Now clean the reflectors (and glass lenses too) and stick the glass lenses back onto their backings using a hot glue gun. Make sure they are the right way up and that the driving light lens is not on the main beam backing. I would suggest several mock ups before final assembly, I couldn’t resist mocking it up at each stage to see how wicked they looked! Do the same. I would also clean the halogen bulbs with a tissue and cleaning alcohol as your greasy mitts would have probably touched them, which will cause hot spots and burnt out bulbs.
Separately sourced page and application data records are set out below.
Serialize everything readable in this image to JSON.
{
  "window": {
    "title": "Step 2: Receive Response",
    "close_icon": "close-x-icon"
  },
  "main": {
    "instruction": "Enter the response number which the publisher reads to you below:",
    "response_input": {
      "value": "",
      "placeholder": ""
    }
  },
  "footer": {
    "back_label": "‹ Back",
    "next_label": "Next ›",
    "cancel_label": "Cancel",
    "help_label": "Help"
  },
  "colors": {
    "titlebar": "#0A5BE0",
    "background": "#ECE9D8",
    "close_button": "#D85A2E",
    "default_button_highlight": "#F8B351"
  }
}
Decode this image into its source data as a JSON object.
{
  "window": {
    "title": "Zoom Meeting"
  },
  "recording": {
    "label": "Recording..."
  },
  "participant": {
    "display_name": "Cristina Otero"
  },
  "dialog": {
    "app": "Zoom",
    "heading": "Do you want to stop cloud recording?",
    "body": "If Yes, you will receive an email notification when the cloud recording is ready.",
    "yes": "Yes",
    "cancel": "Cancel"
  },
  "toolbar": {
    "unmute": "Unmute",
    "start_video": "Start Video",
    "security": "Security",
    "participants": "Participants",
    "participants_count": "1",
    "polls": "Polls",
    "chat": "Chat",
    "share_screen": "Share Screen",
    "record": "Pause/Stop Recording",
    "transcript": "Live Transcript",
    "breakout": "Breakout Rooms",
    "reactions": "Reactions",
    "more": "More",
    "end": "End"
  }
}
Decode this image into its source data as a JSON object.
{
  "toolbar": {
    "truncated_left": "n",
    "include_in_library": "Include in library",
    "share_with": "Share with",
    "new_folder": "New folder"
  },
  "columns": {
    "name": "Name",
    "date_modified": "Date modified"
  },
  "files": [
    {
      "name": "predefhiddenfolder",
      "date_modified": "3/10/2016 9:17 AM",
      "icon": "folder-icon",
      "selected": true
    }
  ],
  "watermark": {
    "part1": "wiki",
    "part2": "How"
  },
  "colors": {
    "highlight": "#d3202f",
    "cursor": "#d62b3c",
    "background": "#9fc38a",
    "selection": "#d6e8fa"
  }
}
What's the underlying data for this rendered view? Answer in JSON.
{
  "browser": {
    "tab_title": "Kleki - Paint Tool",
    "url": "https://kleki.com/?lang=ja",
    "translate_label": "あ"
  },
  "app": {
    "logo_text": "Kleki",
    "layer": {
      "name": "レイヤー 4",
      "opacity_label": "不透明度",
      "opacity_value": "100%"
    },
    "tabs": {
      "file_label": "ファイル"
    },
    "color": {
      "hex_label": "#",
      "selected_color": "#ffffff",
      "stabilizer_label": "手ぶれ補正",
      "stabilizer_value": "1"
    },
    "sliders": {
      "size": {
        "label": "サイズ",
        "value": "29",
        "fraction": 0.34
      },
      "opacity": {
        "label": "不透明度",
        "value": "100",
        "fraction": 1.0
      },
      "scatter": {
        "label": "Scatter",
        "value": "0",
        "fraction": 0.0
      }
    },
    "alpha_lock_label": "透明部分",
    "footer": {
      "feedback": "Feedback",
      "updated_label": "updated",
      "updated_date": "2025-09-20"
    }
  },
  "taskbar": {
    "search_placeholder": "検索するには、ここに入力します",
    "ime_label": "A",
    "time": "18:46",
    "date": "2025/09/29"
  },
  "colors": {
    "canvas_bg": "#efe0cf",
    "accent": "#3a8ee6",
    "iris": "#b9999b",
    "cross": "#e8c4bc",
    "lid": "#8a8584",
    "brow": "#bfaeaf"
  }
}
It is possible to re-use the old glue by simply heating it back up with the heat gun and pushing the lenses back on. Personally I don’t like this idea as I am sure it will compromise the weather proofing of the lens, as I live in sunny Bahrain and drive a cab they never get wet, but for the majority of you who are in U.K. this will be an issue. It seems a waste of time to do a good job then skimp on the little things. Most garages will have one so go and ask if you can borrow, if you don’t, then expect water inside your lights and blown bulbs in winter.

The Final Touch

These ideas are optional but I think they make a difference. The metal rings that were around the lights you took off in step one are now probably lost somewhere deep in your dark garage, those rings on mine were scratched and had lost their finish, so I sprayed them black too. These rings will be exposed to the elements so the spray job will have to be better then what you did on your thingies, you will have to prep the ring with something like emery paper so the paint can bond to the metal, prime it in red, then spray them black with at least 5 coats, sanding down imperfections with wet 800-1000 grade sand paper, once dried I baked them in the oven with the thingies, and finally a clear lacquer top coat or two and back in the oven for an hour. Failure to paint these properly will result in stone chips etc, as those who painted their kidneys black with one coat will vouch for!

For those who want to be extra picky I then sprayed the rims of my high beam light black too as it seemed to help a little. This was an alternative to cros’ idea of using black glue to re-stick the lens.


Then I coloured the shield inside the driving light projector unit black too, I painted a piece of galvanised steel and glued it to the shield facing out toward the magnifying glass, rather then try to spray it. It shows a little as you can see from the picture below left is coloured right is not.


And the final assembly:


That’s it!

Now stick the light units all back together in reverse order as Haines would say, and back into your shiny Lachs Silver BMW 335ti, or rusty brown 316, test they work, and get out on the street. Girls will gasp as you drive by, as will most guys, children will point and grannies will turn their backs in disgust at the black gaping holes you have created on the front of your BMW. Enjoy it for the week until you realise that just because you have modified your car it does not necessarily mean compete strangers will notice that it wasn’t like that last Friday! You can however be smug to know that you did it yourself, it didn’t cost the earth and, if you as an E30 nut like them, chances are so will the others. (Don’t like to mention it but those with those funny E34 barges can also do the above as their lights are the same design, but I reckon it is exclusively an E30 fashion.)


Trust me when I say the pictures do them very little justice, real life looks much better, now check them with my angel eyes turned on, they look amazing at night!!